AVAILABLE DATA START
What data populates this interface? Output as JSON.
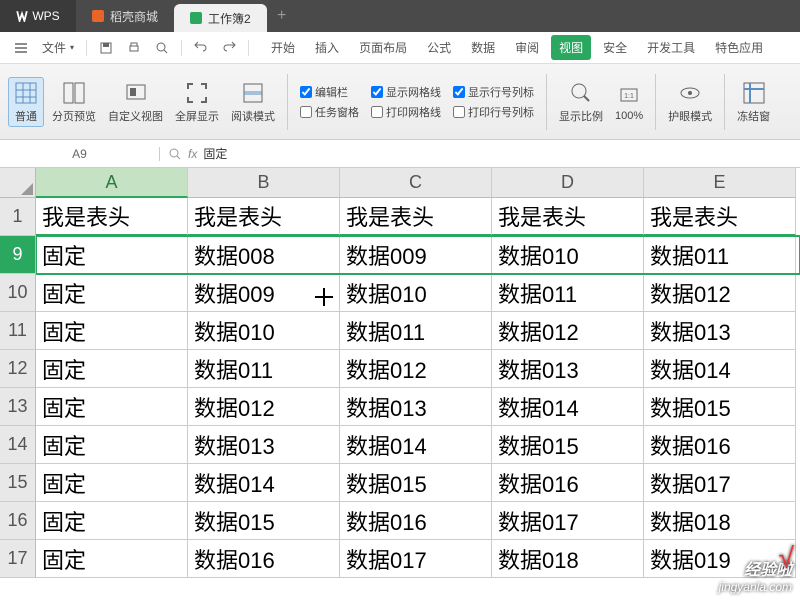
{
  "titlebar": {
    "logo": "WPS",
    "tab_store": "稻壳商城",
    "tab_active": "工作簿2",
    "plus": "+"
  },
  "menubar": {
    "file": "文件",
    "tabs": [
      "开始",
      "插入",
      "页面布局",
      "公式",
      "数据",
      "审阅",
      "视图",
      "安全",
      "开发工具",
      "特色应用"
    ],
    "active_tab": "视图"
  },
  "ribbon": {
    "normal": "普通",
    "pagebreak": "分页预览",
    "custom": "自定义视图",
    "fullscreen": "全屏显示",
    "read": "阅读模式",
    "chk_editbar": "编辑栏",
    "chk_taskpane": "任务窗格",
    "chk_gridlines": "显示网格线",
    "chk_printgrid": "打印网格线",
    "chk_headings": "显示行号列标",
    "chk_printhead": "打印行号列标",
    "zoom": "显示比例",
    "hundred": "100%",
    "eyecare": "护眼模式",
    "freeze": "冻结窗"
  },
  "fxbar": {
    "name": "A9",
    "fx": "fx",
    "value": "固定"
  },
  "sheet": {
    "cols": [
      "A",
      "B",
      "C",
      "D",
      "E"
    ],
    "row_nums": [
      "1",
      "9",
      "10",
      "11",
      "12",
      "13",
      "14",
      "15",
      "16",
      "17"
    ],
    "selected_row_idx": 1,
    "rows": [
      [
        "我是表头",
        "我是表头",
        "我是表头",
        "我是表头",
        "我是表头"
      ],
      [
        "固定",
        "数据008",
        "数据009",
        "数据010",
        "数据011"
      ],
      [
        "固定",
        "数据009",
        "数据010",
        "数据011",
        "数据012"
      ],
      [
        "固定",
        "数据010",
        "数据011",
        "数据012",
        "数据013"
      ],
      [
        "固定",
        "数据011",
        "数据012",
        "数据013",
        "数据014"
      ],
      [
        "固定",
        "数据012",
        "数据013",
        "数据014",
        "数据015"
      ],
      [
        "固定",
        "数据013",
        "数据014",
        "数据015",
        "数据016"
      ],
      [
        "固定",
        "数据014",
        "数据015",
        "数据016",
        "数据017"
      ],
      [
        "固定",
        "数据015",
        "数据016",
        "数据017",
        "数据018"
      ],
      [
        "固定",
        "数据016",
        "数据017",
        "数据018",
        "数据019"
      ]
    ]
  },
  "watermark": {
    "l1": "经验啦",
    "l2": "jingyanla.com",
    "mark": "√"
  }
}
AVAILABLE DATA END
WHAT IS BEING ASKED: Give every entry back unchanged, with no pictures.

RESULT OF THIS EXERCISE:
What data populates this interface? Output as JSON.
{
  "titlebar": {
    "logo": "WPS",
    "tab_store": "稻壳商城",
    "tab_active": "工作簿2",
    "plus": "+"
  },
  "menubar": {
    "file": "文件",
    "tabs": [
      "开始",
      "插入",
      "页面布局",
      "公式",
      "数据",
      "审阅",
      "视图",
      "安全",
      "开发工具",
      "特色应用"
    ],
    "active_tab": "视图"
  },
  "ribbon": {
    "normal": "普通",
    "pagebreak": "分页预览",
    "custom": "自定义视图",
    "fullscreen": "全屏显示",
    "read": "阅读模式",
    "chk_editbar": "编辑栏",
    "chk_taskpane": "任务窗格",
    "chk_gridlines": "显示网格线",
    "chk_printgrid": "打印网格线",
    "chk_headings": "显示行号列标",
    "chk_printhead": "打印行号列标",
    "zoom": "显示比例",
    "hundred": "100%",
    "eyecare": "护眼模式",
    "freeze": "冻结窗"
  },
  "fxbar": {
    "name": "A9",
    "fx": "fx",
    "value": "固定"
  },
  "sheet": {
    "cols": [
      "A",
      "B",
      "C",
      "D",
      "E"
    ],
    "row_nums": [
      "1",
      "9",
      "10",
      "11",
      "12",
      "13",
      "14",
      "15",
      "16",
      "17"
    ],
    "selected_row_idx": 1,
    "rows": [
      [
        "我是表头",
        "我是表头",
        "我是表头",
        "我是表头",
        "我是表头"
      ],
      [
        "固定",
        "数据008",
        "数据009",
        "数据010",
        "数据011"
      ],
      [
        "固定",
        "数据009",
        "数据010",
        "数据011",
        "数据012"
      ],
      [
        "固定",
        "数据010",
        "数据011",
        "数据012",
        "数据013"
      ],
      [
        "固定",
        "数据011",
        "数据012",
        "数据013",
        "数据014"
      ],
      [
        "固定",
        "数据012",
        "数据013",
        "数据014",
        "数据015"
      ],
      [
        "固定",
        "数据013",
        "数据014",
        "数据015",
        "数据016"
      ],
      [
        "固定",
        "数据014",
        "数据015",
        "数据016",
        "数据017"
      ],
      [
        "固定",
        "数据015",
        "数据016",
        "数据017",
        "数据018"
      ],
      [
        "固定",
        "数据016",
        "数据017",
        "数据018",
        "数据019"
      ]
    ]
  },
  "watermark": {
    "l1": "经验啦",
    "l2": "jingyanla.com",
    "mark": "√"
  }
}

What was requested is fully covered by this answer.